[Stored records]
:::

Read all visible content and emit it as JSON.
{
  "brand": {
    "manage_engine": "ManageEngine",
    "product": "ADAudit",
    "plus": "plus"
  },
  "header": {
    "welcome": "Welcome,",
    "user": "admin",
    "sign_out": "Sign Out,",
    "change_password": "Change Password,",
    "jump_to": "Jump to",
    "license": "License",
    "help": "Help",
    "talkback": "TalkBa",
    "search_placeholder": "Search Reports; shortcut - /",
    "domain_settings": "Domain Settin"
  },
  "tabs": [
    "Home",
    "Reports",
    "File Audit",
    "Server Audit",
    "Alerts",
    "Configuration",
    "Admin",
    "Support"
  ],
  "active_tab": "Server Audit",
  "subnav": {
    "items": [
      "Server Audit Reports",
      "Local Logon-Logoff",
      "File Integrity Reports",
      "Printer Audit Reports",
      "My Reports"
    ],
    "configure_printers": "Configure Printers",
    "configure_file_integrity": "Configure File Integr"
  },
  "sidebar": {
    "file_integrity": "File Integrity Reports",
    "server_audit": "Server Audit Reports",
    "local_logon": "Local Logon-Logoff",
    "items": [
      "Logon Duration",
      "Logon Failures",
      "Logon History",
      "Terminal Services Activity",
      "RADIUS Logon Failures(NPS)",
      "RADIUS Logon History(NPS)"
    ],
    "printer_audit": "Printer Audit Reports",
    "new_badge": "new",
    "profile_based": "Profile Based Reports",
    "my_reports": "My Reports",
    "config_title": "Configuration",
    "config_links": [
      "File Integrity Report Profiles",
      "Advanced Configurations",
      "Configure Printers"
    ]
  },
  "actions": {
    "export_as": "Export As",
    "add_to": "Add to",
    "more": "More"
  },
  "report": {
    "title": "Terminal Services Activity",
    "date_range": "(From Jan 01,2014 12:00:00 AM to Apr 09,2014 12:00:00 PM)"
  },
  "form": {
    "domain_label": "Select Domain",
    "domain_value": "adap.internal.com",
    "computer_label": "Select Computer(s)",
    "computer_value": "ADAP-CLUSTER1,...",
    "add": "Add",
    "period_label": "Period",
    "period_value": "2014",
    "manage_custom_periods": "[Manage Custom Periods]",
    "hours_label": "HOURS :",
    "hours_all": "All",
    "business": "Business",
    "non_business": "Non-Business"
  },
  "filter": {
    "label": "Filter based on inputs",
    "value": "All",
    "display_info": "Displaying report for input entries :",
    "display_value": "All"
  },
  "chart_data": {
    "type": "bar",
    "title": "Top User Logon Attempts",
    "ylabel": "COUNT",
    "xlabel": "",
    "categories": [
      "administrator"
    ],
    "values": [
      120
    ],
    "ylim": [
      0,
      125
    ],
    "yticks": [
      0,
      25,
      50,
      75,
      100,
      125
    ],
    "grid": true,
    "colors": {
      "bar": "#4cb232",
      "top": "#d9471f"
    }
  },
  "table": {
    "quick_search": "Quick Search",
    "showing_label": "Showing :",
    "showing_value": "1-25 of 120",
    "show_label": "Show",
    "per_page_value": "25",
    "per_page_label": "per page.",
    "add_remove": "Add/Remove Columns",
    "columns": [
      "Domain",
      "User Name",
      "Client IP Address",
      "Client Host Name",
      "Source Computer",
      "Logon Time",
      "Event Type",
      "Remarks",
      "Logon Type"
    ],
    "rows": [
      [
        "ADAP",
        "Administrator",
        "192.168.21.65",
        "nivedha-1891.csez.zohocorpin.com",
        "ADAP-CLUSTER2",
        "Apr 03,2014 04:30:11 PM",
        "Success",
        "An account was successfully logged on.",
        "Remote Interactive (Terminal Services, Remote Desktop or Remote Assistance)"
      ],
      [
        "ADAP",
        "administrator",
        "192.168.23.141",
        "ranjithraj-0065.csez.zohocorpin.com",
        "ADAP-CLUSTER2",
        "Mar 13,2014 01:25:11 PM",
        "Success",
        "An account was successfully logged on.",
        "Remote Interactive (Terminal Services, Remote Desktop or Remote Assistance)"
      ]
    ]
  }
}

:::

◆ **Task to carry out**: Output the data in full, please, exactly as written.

◆ **Answer below**:
Read all visible content and emit it as JSON.
{
  "brand": {
    "manage_engine": "ManageEngine",
    "product": "ADAudit",
    "plus": "plus"
  },
  "header": {
    "welcome": "Welcome,",
    "user": "admin",
    "sign_out": "Sign Out,",
    "change_password": "Change Password,",
    "jump_to": "Jump to",
    "license": "License",
    "help": "Help",
    "talkback": "TalkBa",
    "search_placeholder": "Search Reports; shortcut - /",
    "domain_settings": "Domain Settin"
  },
  "tabs": [
    "Home",
    "Reports",
    "File Audit",
    "Server Audit",
    "Alerts",
    "Configuration",
    "Admin",
    "Support"
  ],
  "active_tab": "Server Audit",
  "subnav": {
    "items": [
      "Server Audit Reports",
      "Local Logon-Logoff",
      "File Integrity Reports",
      "Printer Audit Reports",
      "My Reports"
    ],
    "configure_printers": "Configure Printers",
    "configure_file_integrity": "Configure File Integr"
  },
  "sidebar": {
    "file_integrity": "File Integrity Reports",
    "server_audit": "Server Audit Reports",
    "local_logon": "Local Logon-Logoff",
    "items": [
      "Logon Duration",
      "Logon Failures",
      "Logon History",
      "Terminal Services Activity",
      "RADIUS Logon Failures(NPS)",
      "RADIUS Logon History(NPS)"
    ],
    "printer_audit": "Printer Audit Reports",
    "new_badge": "new",
    "profile_based": "Profile Based Reports",
    "my_reports": "My Reports",
    "config_title": "Configuration",
    "config_links": [
      "File Integrity Report Profiles",
      "Advanced Configurations",
      "Configure Printers"
    ]
  },
  "actions": {
    "export_as": "Export As",
    "add_to": "Add to",
    "more": "More"
  },
  "report": {
    "title": "Terminal Services Activity",
    "date_range": "(From Jan 01,2014 12:00:00 AM to Apr 09,2014 12:00:00 PM)"
  },
  "form": {
    "domain_label": "Select Domain",
    "domain_value": "adap.internal.com",
    "computer_label": "Select Computer(s)",
    "computer_value": "ADAP-CLUSTER1,...",
    "add": "Add",
    "period_label": "Period",
    "period_value": "2014",
    "manage_custom_periods": "[Manage Custom Periods]",
    "hours_label": "HOURS :",
    "hours_all": "All",
    "business": "Business",
    "non_business": "Non-Business"
  },
  "filter": {
    "label": "Filter based on inputs",
    "value": "All",
    "display_info": "Displaying report for input entries :",
    "display_value": "All"
  },
  "chart_data": {
    "type": "bar",
    "title": "Top User Logon Attempts",
    "ylabel": "COUNT",
    "xlabel": "",
    "categories": [
      "administrator"
    ],
    "values": [
      120
    ],
    "ylim": [
      0,
      125
    ],
    "yticks": [
      0,
      25,
      50,
      75,
      100,
      125
    ],
    "grid": true,
    "colors": {
      "bar": "#4cb232",
      "top": "#d9471f"
    }
  },
  "table": {
    "quick_search": "Quick Search",
    "showing_label": "Showing :",
    "showing_value": "1-25 of 120",
    "show_label": "Show",
    "per_page_value": "25",
    "per_page_label": "per page.",
    "add_remove": "Add/Remove Columns",
    "columns": [
      "Domain",
      "User Name",
      "Client IP Address",
      "Client Host Name",
      "Source Computer",
      "Logon Time",
      "Event Type",
      "Remarks",
      "Logon Type"
    ],
    "rows": [
      [
        "ADAP",
        "Administrator",
        "192.168.21.65",
        "nivedha-1891.csez.zohocorpin.com",
        "ADAP-CLUSTER2",
        "Apr 03,2014 04:30:11 PM",
        "Success",
        "An account was successfully logged on.",
        "Remote Interactive (Terminal Services, Remote Desktop or Remote Assistance)"
      ],
      [
        "ADAP",
        "administrator",
        "192.168.23.141",
        "ranjithraj-0065.csez.zohocorpin.com",
        "ADAP-CLUSTER2",
        "Mar 13,2014 01:25:11 PM",
        "Success",
        "An account was successfully logged on.",
        "Remote Interactive (Terminal Services, Remote Desktop or Remote Assistance)"
      ]
    ]
  }
}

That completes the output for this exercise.